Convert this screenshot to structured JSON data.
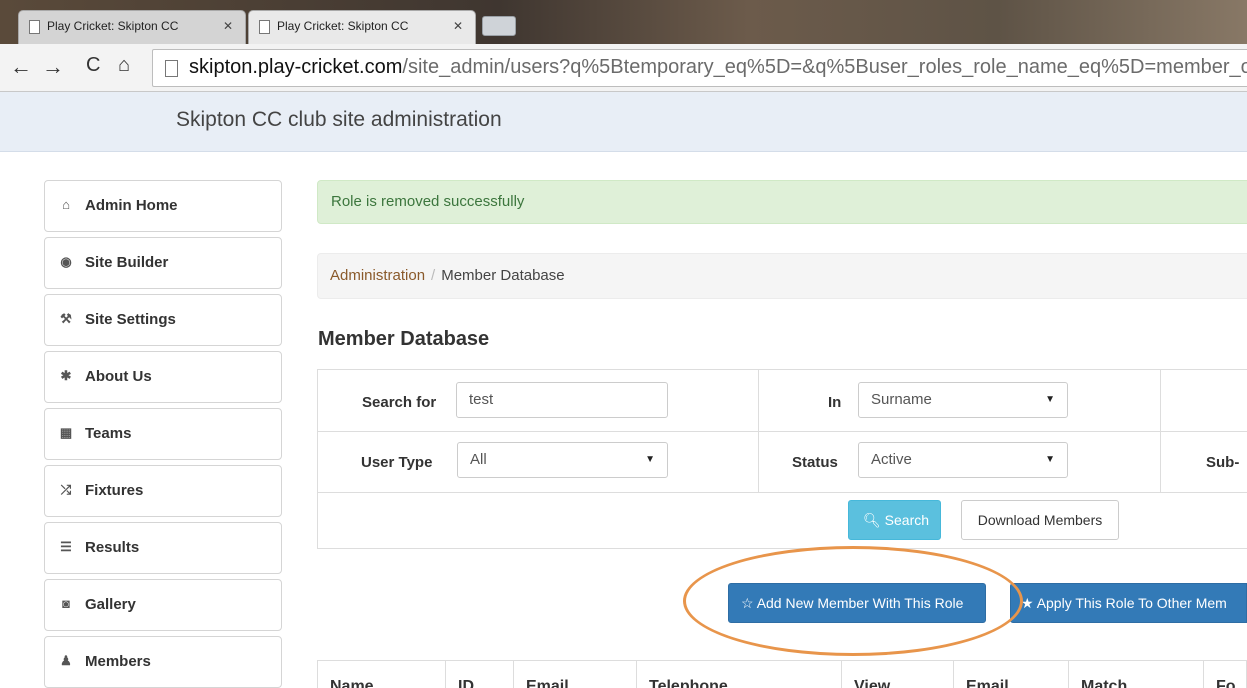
{
  "browser": {
    "tabs": [
      {
        "title": "Play Cricket: Skipton CC",
        "active": false
      },
      {
        "title": "Play Cricket: Skipton CC",
        "active": true
      }
    ],
    "url_host": "skipton.play-cricket.com",
    "url_path": "/site_admin/users?q%5Btemporary_eq%5D=&q%5Buser_roles_role_name_eq%5D=member_of_the_we"
  },
  "header": {
    "title": "Skipton CC club site administration"
  },
  "sidebar": {
    "items": [
      {
        "label": "Admin Home",
        "icon": "home-icon",
        "glyph": "🏠"
      },
      {
        "label": "Site Builder",
        "icon": "globe-icon",
        "glyph": "◉"
      },
      {
        "label": "Site Settings",
        "icon": "wrench-icon",
        "glyph": "🔧"
      },
      {
        "label": "About Us",
        "icon": "asterisk-icon",
        "glyph": "✱"
      },
      {
        "label": "Teams",
        "icon": "grid-icon",
        "glyph": "▦"
      },
      {
        "label": "Fixtures",
        "icon": "shuffle-icon",
        "glyph": "⤮"
      },
      {
        "label": "Results",
        "icon": "list-icon",
        "glyph": "☰"
      },
      {
        "label": "Gallery",
        "icon": "camera-icon",
        "glyph": "◙"
      },
      {
        "label": "Members",
        "icon": "user-icon",
        "glyph": "👤"
      }
    ]
  },
  "alert": {
    "message": "Role is removed successfully"
  },
  "breadcrumb": {
    "link": "Administration",
    "separator": "/",
    "current": "Member Database"
  },
  "page": {
    "title": "Member Database"
  },
  "search": {
    "search_for_label": "Search for",
    "search_for_value": "test",
    "in_label": "In",
    "in_value": "Surname",
    "user_type_label": "User Type",
    "user_type_value": "All",
    "status_label": "Status",
    "status_value": "Active",
    "sub_label": "Sub-",
    "search_button": "Search",
    "download_button": "Download Members"
  },
  "actions": {
    "add_member": "Add New Member With This Role",
    "apply_role": "Apply This Role To Other Mem"
  },
  "table": {
    "headers": [
      "Name",
      "ID",
      "Email",
      "Telephone",
      "View",
      "Email",
      "Match",
      "Fo"
    ]
  },
  "colors": {
    "alert_bg": "#dff0d8",
    "primary": "#337ab7",
    "info": "#5bc0de",
    "highlight": "#e8954b"
  }
}
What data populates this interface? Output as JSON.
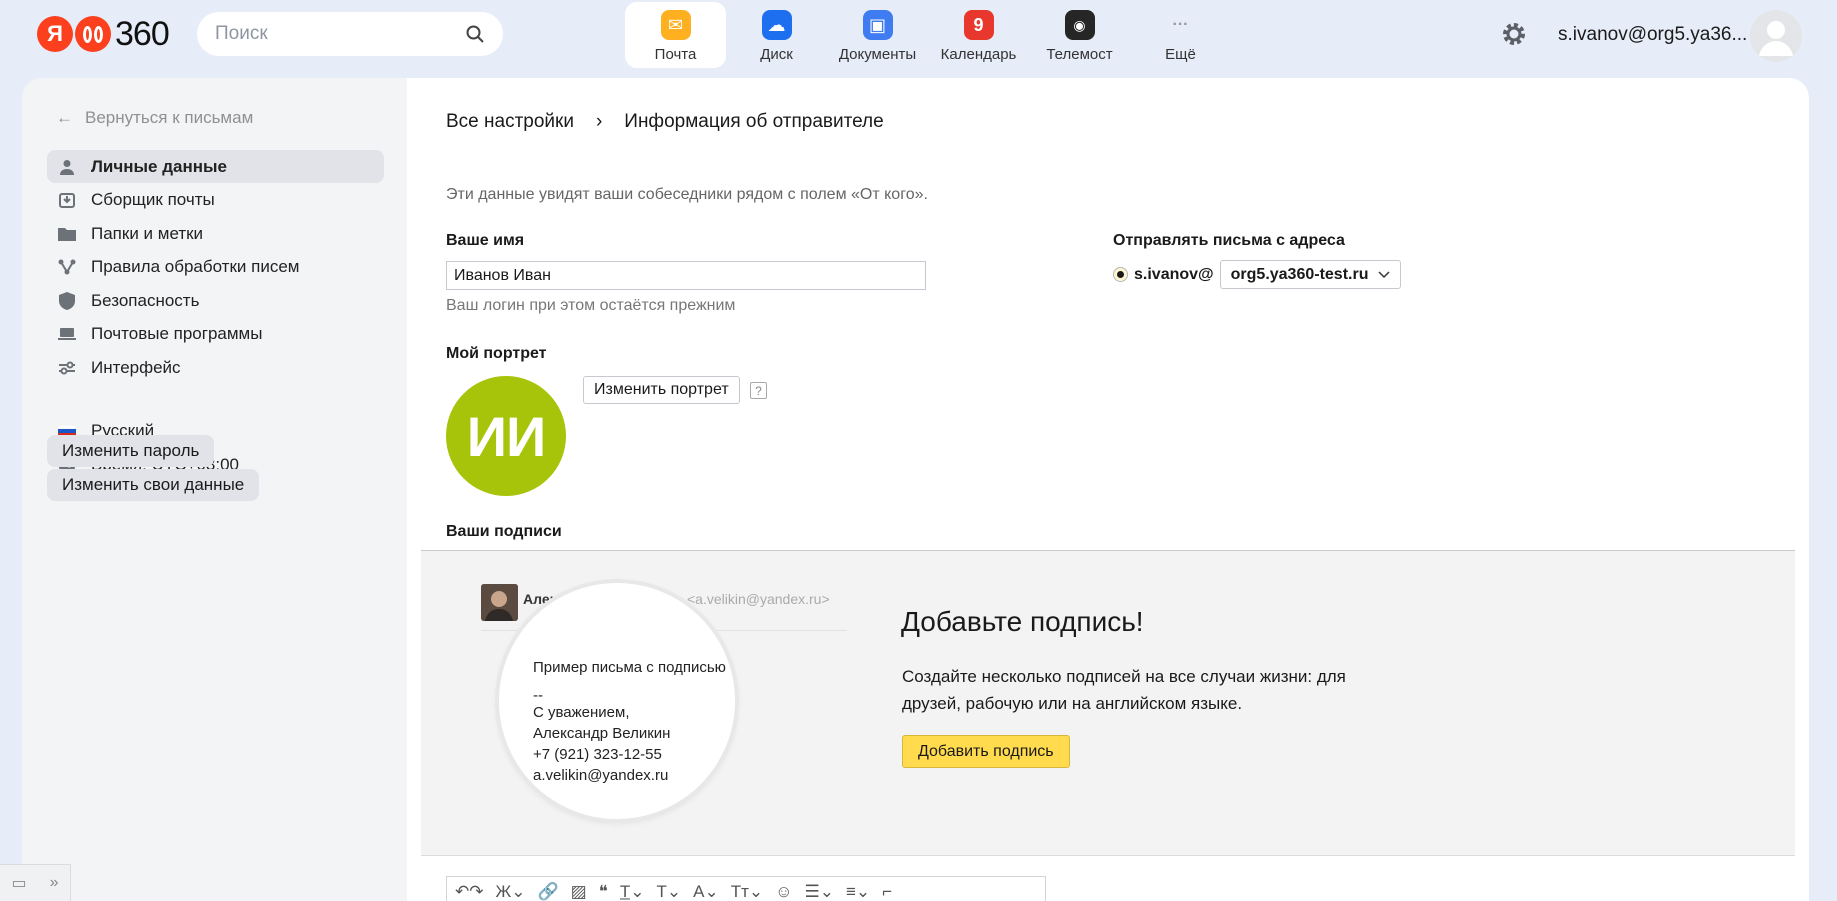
{
  "header": {
    "logo_ya": "Я",
    "logo_num": "360",
    "search_placeholder": "Поиск",
    "apps": [
      {
        "label": "Почта",
        "color": "#ffb020",
        "glyph": "✉"
      },
      {
        "label": "Диск",
        "color": "#1d6ff0",
        "glyph": "☁"
      },
      {
        "label": "Документы",
        "color": "#3f7cf2",
        "glyph": "▣"
      },
      {
        "label": "Календарь",
        "color": "#e8372c",
        "glyph": "9"
      },
      {
        "label": "Телемост",
        "color": "#262626",
        "glyph": "◉"
      },
      {
        "label": "Ещё",
        "color": "transparent",
        "glyph": "···"
      }
    ],
    "user_email": "s.ivanov@org5.ya36..."
  },
  "sidebar": {
    "back_label": "Вернуться к письмам",
    "items": [
      {
        "label": "Личные данные",
        "icon": "person-icon",
        "active": true
      },
      {
        "label": "Сборщик почты",
        "icon": "inbox-download-icon"
      },
      {
        "label": "Папки и метки",
        "icon": "folder-icon"
      },
      {
        "label": "Правила обработки писем",
        "icon": "filter-rules-icon"
      },
      {
        "label": "Безопасность",
        "icon": "shield-icon"
      },
      {
        "label": "Почтовые программы",
        "icon": "laptop-icon"
      },
      {
        "label": "Интерфейс",
        "icon": "sliders-icon"
      }
    ],
    "language": "Русский",
    "timezone": "Время: UTC+03:00",
    "change_password": "Изменить пароль",
    "change_data": "Изменить свои данные"
  },
  "main": {
    "breadcrumb_root": "Все настройки",
    "breadcrumb_sep": "›",
    "breadcrumb_current": "Информация об отправителе",
    "hint": "Эти данные увидят ваши собеседники рядом с полем «От кого».",
    "name_label": "Ваше имя",
    "name_value": "Иванов Иван",
    "name_sub": "Ваш логин при этом остаётся прежним",
    "from_label": "Отправлять письма с адреса",
    "from_login": "s.ivanov@",
    "from_domain": "org5.ya360-test.ru",
    "portrait_label": "Мой портрет",
    "portrait_initials": "ИИ",
    "change_portrait": "Изменить портрет",
    "help": "?",
    "signatures_label": "Ваши подписи"
  },
  "signature_promo": {
    "demo_name": "Александр Великин",
    "demo_email": "<a.velikin@yandex.ru>",
    "demo_lines": [
      "Пример письма с подписью",
      "--",
      "С уважением,",
      "Александр Великин",
      "+7 (921) 323-12-55",
      "a.velikin@yandex.ru"
    ],
    "title": "Добавьте подпись!",
    "text": "Создайте несколько подписей на все случаи жизни: для друзей, рабочую или на английском языке.",
    "button": "Добавить подпись"
  },
  "toolbar": {
    "items": [
      "↶↷",
      "Ж⌄",
      "🔗",
      "▨",
      "❝",
      "T̲⌄",
      "T⌄",
      "A⌄",
      "Tт⌄",
      "☺",
      "☰⌄",
      "≡⌄",
      "⌐"
    ]
  }
}
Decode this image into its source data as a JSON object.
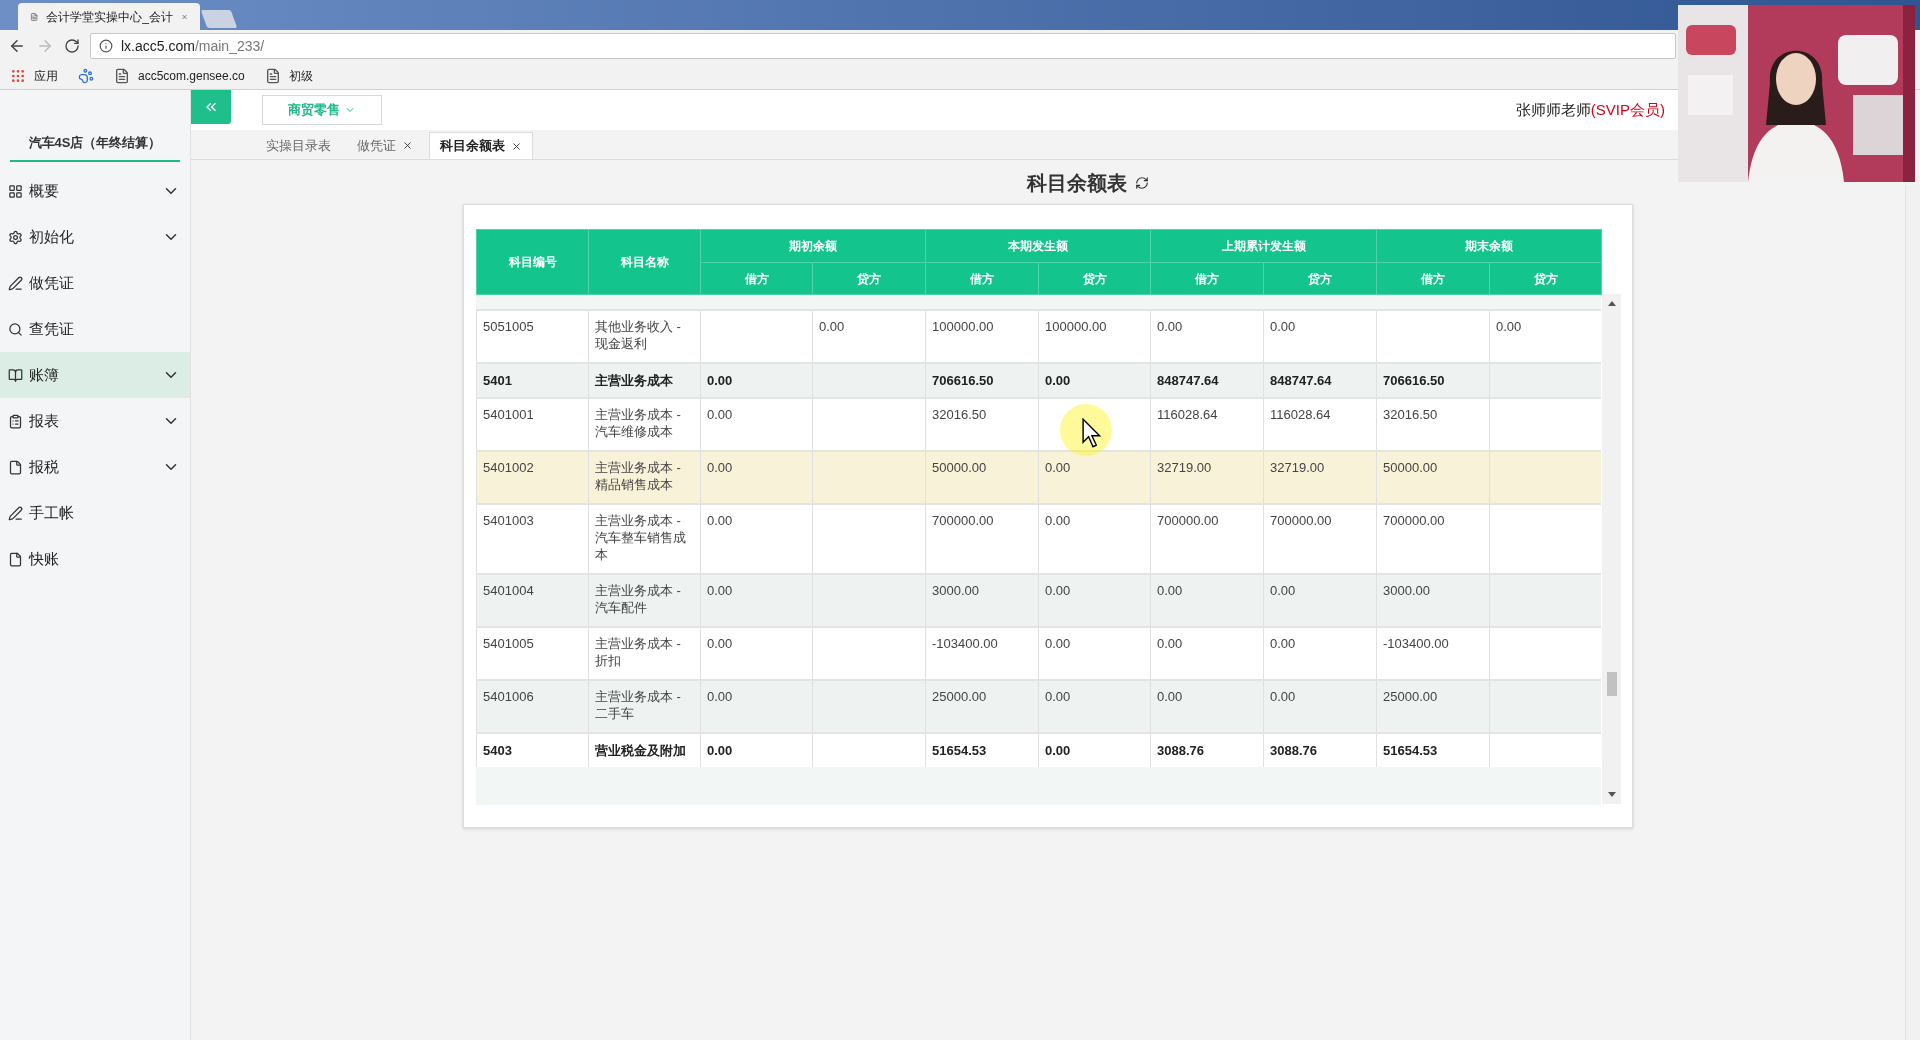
{
  "browser": {
    "tab_title": "会计学堂实操中心_会计",
    "url_host": "lx.acc5.com",
    "url_path": "/main_233/",
    "bookmarks": [
      {
        "kind": "apps",
        "label": "应用"
      },
      {
        "kind": "paw"
      },
      {
        "kind": "page",
        "label": "acc5com.gensee.co"
      },
      {
        "kind": "page",
        "label": "初级"
      }
    ]
  },
  "sidebar": {
    "company": "汽车4S店（年终结算）",
    "items": [
      {
        "kind": "grid",
        "label": "概要",
        "expandable": true,
        "selected": false
      },
      {
        "kind": "gear",
        "label": "初始化",
        "expandable": true,
        "selected": false
      },
      {
        "kind": "pen",
        "label": "做凭证",
        "expandable": false,
        "selected": false
      },
      {
        "kind": "search",
        "label": "查凭证",
        "expandable": false,
        "selected": false
      },
      {
        "kind": "book",
        "label": "账簿",
        "expandable": true,
        "selected": true
      },
      {
        "kind": "list",
        "label": "报表",
        "expandable": true,
        "selected": false
      },
      {
        "kind": "file",
        "label": "报税",
        "expandable": true,
        "selected": false
      },
      {
        "kind": "pen",
        "label": "手工帐",
        "expandable": false,
        "selected": false
      },
      {
        "kind": "file",
        "label": "快账",
        "expandable": false,
        "selected": false
      }
    ]
  },
  "toolbar": {
    "industry": "商贸零售",
    "user": "张师师老师",
    "membership": "(SVIP会员)"
  },
  "tabs": [
    {
      "label": "实操目录表",
      "closable": false,
      "selected": false
    },
    {
      "label": "做凭证",
      "closable": true,
      "selected": false
    },
    {
      "label": "科目余额表",
      "closable": true,
      "selected": true
    }
  ],
  "page_title": "科目余额表",
  "table": {
    "columns": [
      "科目编号",
      "科目名称"
    ],
    "groups": [
      {
        "label": "期初余额",
        "subcolumns": [
          "借方",
          "贷方"
        ]
      },
      {
        "label": "本期发生额",
        "subcolumns": [
          "借方",
          "贷方"
        ]
      },
      {
        "label": "上期累计发生额",
        "subcolumns": [
          "借方",
          "贷方"
        ]
      },
      {
        "label": "期末余额",
        "subcolumns": [
          "借方",
          "贷方"
        ]
      }
    ],
    "rows": [
      {
        "kind": "detail",
        "highlighted": false,
        "cells": [
          "5051005",
          "其他业务收入 - 现金返利",
          null,
          "0.00",
          "100000.00",
          "100000.00",
          "0.00",
          "0.00",
          null,
          "0.00"
        ]
      },
      {
        "kind": "total",
        "highlighted": false,
        "cells": [
          "5401",
          "主营业务成本",
          "0.00",
          null,
          "706616.50",
          "0.00",
          "848747.64",
          "848747.64",
          "706616.50",
          null
        ]
      },
      {
        "kind": "detail",
        "highlighted": false,
        "cells": [
          "5401001",
          "主营业务成本 - 汽车维修成本",
          "0.00",
          null,
          "32016.50",
          null,
          "116028.64",
          "116028.64",
          "32016.50",
          null
        ]
      },
      {
        "kind": "detail",
        "highlighted": true,
        "cells": [
          "5401002",
          "主营业务成本 - 精品销售成本",
          "0.00",
          null,
          "50000.00",
          "0.00",
          "32719.00",
          "32719.00",
          "50000.00",
          null
        ]
      },
      {
        "kind": "detail",
        "highlighted": false,
        "cells": [
          "5401003",
          "主营业务成本 - 汽车整车销售成本",
          "0.00",
          null,
          "700000.00",
          "0.00",
          "700000.00",
          "700000.00",
          "700000.00",
          null
        ]
      },
      {
        "kind": "detail",
        "highlighted": false,
        "cells": [
          "5401004",
          "主营业务成本 - 汽车配件",
          "0.00",
          null,
          "3000.00",
          "0.00",
          "0.00",
          "0.00",
          "3000.00",
          null
        ]
      },
      {
        "kind": "detail",
        "highlighted": false,
        "cells": [
          "5401005",
          "主营业务成本 - 折扣",
          "0.00",
          null,
          "-103400.00",
          "0.00",
          "0.00",
          "0.00",
          "-103400.00",
          null
        ]
      },
      {
        "kind": "detail",
        "highlighted": false,
        "cells": [
          "5401006",
          "主营业务成本 - 二手车",
          "0.00",
          null,
          "25000.00",
          "0.00",
          "0.00",
          "0.00",
          "25000.00",
          null
        ]
      },
      {
        "kind": "total",
        "highlighted": false,
        "cells": [
          "5403",
          "营业税金及附加",
          "0.00",
          null,
          "51654.53",
          "0.00",
          "3088.76",
          "3088.76",
          "51654.53",
          null
        ]
      }
    ]
  }
}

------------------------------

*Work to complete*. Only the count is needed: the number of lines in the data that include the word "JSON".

*Solution to this exercise*. 3